A good friend of mine passed away a little over a year ago: his name is John Falconberg, and I think I’m here today because of him. He was a registered nurse. He was able to break down the information for me – because I had no medical background,  I worked in the legal field, and the terminology was very overwhelming for me when I was diagnosed. He was my mentor ‘til he passed away; he was my major person that I counted on with my organization, SMART, which stands for Sisterhood Mobilized for AIDS, HIV Research, and Treatment. He was living with AIDS for over 30 years, and I really depended on him to give me the correct information. And that is what we do at SMART: we’re a place where women and youth living with or affected by HIV and AIDS are able to get the correct information so that they can make choices in their lives. And actually my daughters, Samantha and Christina, started the SMART Youth Program in 2005 because they wanted their own program for youth.

I also was diagnosed with breast cancer in 1999, and that was, like, a real reality check for me. I think I really saw my mortality there. You know, I got over living with HIV, and then I was diagnosed with breast cancer. And my friend John, he said, “Look, you’re going for the cure with that.” He said, “HIV is not curable. This, you can cure.” He said, “You will lose your hair. You will be going through horrible treatment.” And he said, “But there is a light at the end. You will be cured of this.” And he was right, he was absolutely right, because since that time, when I’ve seen my oncologist, she said, “I think you’re cured…?”

In 2007 I suffered a mini-stroke. Like, what am I, a magnet for illnesses?!? I think that’s when I stopped really getting stressed out, overworking myself. And I said, you know what? I’m not going to kill myself for things. You know, I feel good about what I’ve done with SMART – I love SMART, I love the women, I love the youth – but I need to strike that balance. Because I was working 24-7 and that was another wakeup call. Like, uh, time to chill a little bit more.

Everybody’s doing great. My oldest, today is her birthday – she’s turning 26. That’s Samantha. And Christina is 22, she’ll be 23 in November. And my son Joseph is 20. And I’m also a grandmother of two, a “G-ma.” My oldest is married and she has two babies. One is turning three and the other one just turned one. I never thought I would see this day. And I’m enjoying every single day, being with my kids, my grandkids and, you know, just enjoying life. And doing the work, and trying to strike that balance, because it can be pretty overwhelming.
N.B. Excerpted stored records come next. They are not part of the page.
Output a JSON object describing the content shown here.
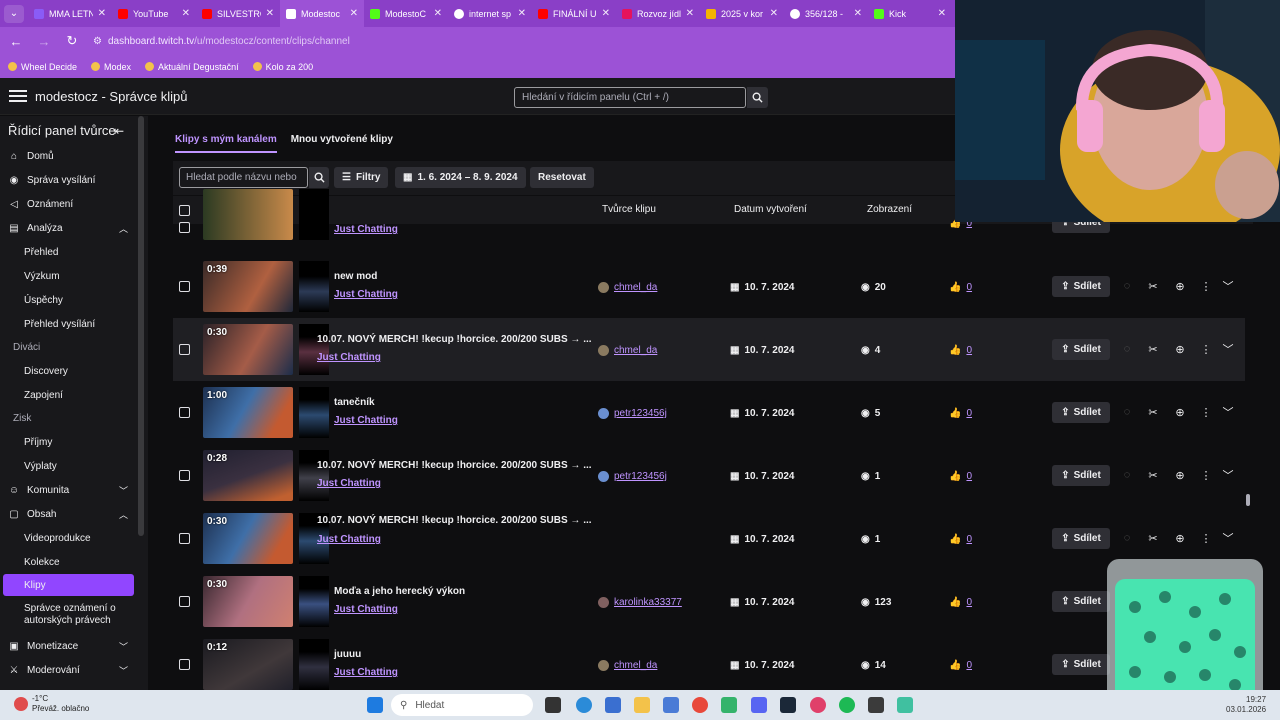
{
  "browser": {
    "tabs": [
      {
        "label": "MMA LETN",
        "color": "#8a5cf6"
      },
      {
        "label": "YouTube",
        "color": "#ff0000"
      },
      {
        "label": "SILVESTRO",
        "color": "#ff0000"
      },
      {
        "label": "Modestoc",
        "color": "#9146ff"
      },
      {
        "label": "ModestoC",
        "color": "#53fc18"
      },
      {
        "label": "internet sp",
        "color": "#ffffff"
      },
      {
        "label": "FINÁLNÍ U",
        "color": "#ff0000"
      },
      {
        "label": "Rozvoz jídl",
        "color": "#e5135c"
      },
      {
        "label": "2025 v kor",
        "color": "#f4b400"
      },
      {
        "label": "356/128 -",
        "color": "#ffffff"
      },
      {
        "label": "Kick",
        "color": "#53fc18"
      }
    ],
    "url_host": "dashboard.twitch.tv",
    "url_path": "/u/modestocz/content/clips/channel",
    "bookmarks": [
      "Wheel Decide",
      "Modex",
      "Aktuální Degustační",
      "Kolo za 200"
    ]
  },
  "topnav": {
    "title": "modestocz - Správce klipů",
    "search_placeholder": "Hledání v řídicím panelu (Ctrl + /)"
  },
  "sidebar": {
    "title": "Řídicí panel tvůrce",
    "items": [
      {
        "label": "Domů"
      },
      {
        "label": "Správa vysílání"
      },
      {
        "label": "Oznámení"
      },
      {
        "label": "Analýza"
      },
      {
        "label": "Přehled"
      },
      {
        "label": "Výzkum"
      },
      {
        "label": "Úspěchy"
      },
      {
        "label": "Přehled vysílání"
      },
      {
        "label": "Diváci"
      },
      {
        "label": "Discovery"
      },
      {
        "label": "Zapojení"
      },
      {
        "label": "Zisk"
      },
      {
        "label": "Příjmy"
      },
      {
        "label": "Výplaty"
      },
      {
        "label": "Komunita"
      },
      {
        "label": "Obsah"
      },
      {
        "label": "Videoprodukce"
      },
      {
        "label": "Kolekce"
      },
      {
        "label": "Klipy"
      },
      {
        "label": "Správce oznámení o autorských právech"
      },
      {
        "label": "Monetizace"
      },
      {
        "label": "Moderování"
      }
    ]
  },
  "content": {
    "tab_channel": "Klipy s mým kanálem",
    "tab_mine": "Mnou vytvořené klipy",
    "filter_placeholder": "Hledat podle názvu nebo",
    "filters_label": "Filtry",
    "date_range": "1. 6. 2024 – 8. 9. 2024",
    "reset_label": "Resetovat",
    "columns": {
      "creator": "Tvůrce klipu",
      "date": "Datum vytvoření",
      "views": "Zobrazení"
    },
    "share_label": "Sdílet",
    "clips": [
      {
        "duration": "",
        "title": "",
        "category": "Just Chatting",
        "creator": "",
        "date": "",
        "views": "",
        "likes": "0"
      },
      {
        "duration": "0:39",
        "title": "new mod",
        "category": "Just Chatting",
        "creator": "chmel_da",
        "date": "10. 7. 2024",
        "views": "20",
        "likes": "0"
      },
      {
        "duration": "0:30",
        "title": "10.07. NOVÝ MERCH! !kecup !horcice. 200/200 SUBS → ...",
        "category": "Just Chatting",
        "creator": "chmel_da",
        "date": "10. 7. 2024",
        "views": "4",
        "likes": "0"
      },
      {
        "duration": "1:00",
        "title": "tanečník",
        "category": "Just Chatting",
        "creator": "petr123456j",
        "date": "10. 7. 2024",
        "views": "5",
        "likes": "0"
      },
      {
        "duration": "0:28",
        "title": "10.07. NOVÝ MERCH! !kecup !horcice. 200/200 SUBS → ...",
        "category": "Just Chatting",
        "creator": "petr123456j",
        "date": "10. 7. 2024",
        "views": "1",
        "likes": "0"
      },
      {
        "duration": "0:30",
        "title": "10.07. NOVÝ MERCH! !kecup !horcice. 200/200 SUBS → ...",
        "category": "Just Chatting",
        "creator": "",
        "date": "10. 7. 2024",
        "views": "1",
        "likes": "0"
      },
      {
        "duration": "0:30",
        "title": "Moďa a jeho herecký výkon",
        "category": "Just Chatting",
        "creator": "karolinka33377",
        "date": "10. 7. 2024",
        "views": "123",
        "likes": "0"
      },
      {
        "duration": "0:12",
        "title": "juuuu",
        "category": "Just Chatting",
        "creator": "chmel_da",
        "date": "10. 7. 2024",
        "views": "14",
        "likes": "0"
      }
    ]
  },
  "taskbar": {
    "temperature": "-1°C",
    "weather": "Převáž. oblačno",
    "search_placeholder": "Hledat",
    "time": "19:27",
    "date": "03.01.2026"
  },
  "colors": {
    "accent": "#9146ff",
    "link": "#bf94ff",
    "browser": "#9c52d6"
  }
}
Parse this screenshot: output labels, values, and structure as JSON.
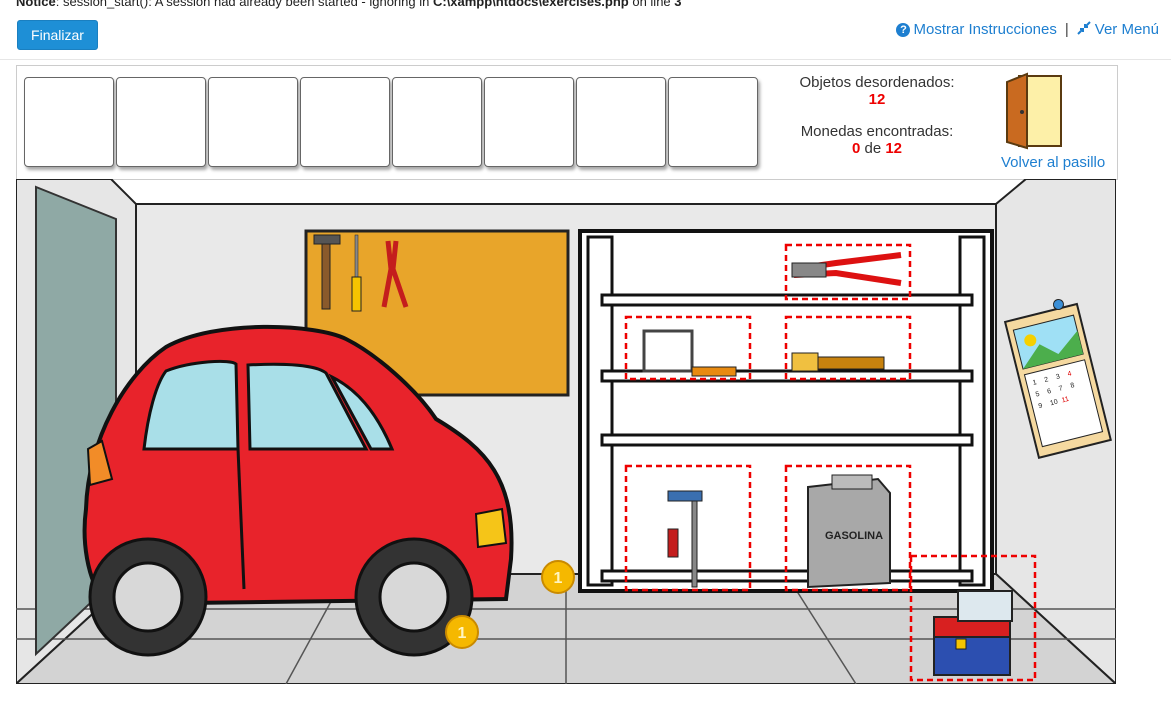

I think that I’m comfortable with me. You know, this illness has – in the beginning it may have defined me. It certainly doesn’t define me now. I think I’ve kind of found my voice over the years. I don’t think I was ever outspoken before this. And it’s been almost 20 years since my diagnosis, and whatever information that I can impart to people, I don’t push it on you, but I come from some degree of experience. I just see myself as a friend, as a mom, as a “G-ma.” I think those are the important things for me. And to be able to uplift other people, because this – especially for women, it really is a diagnosis that weighs them down. And I think when you can be a model, and have that positive attitude, it really goes a long way.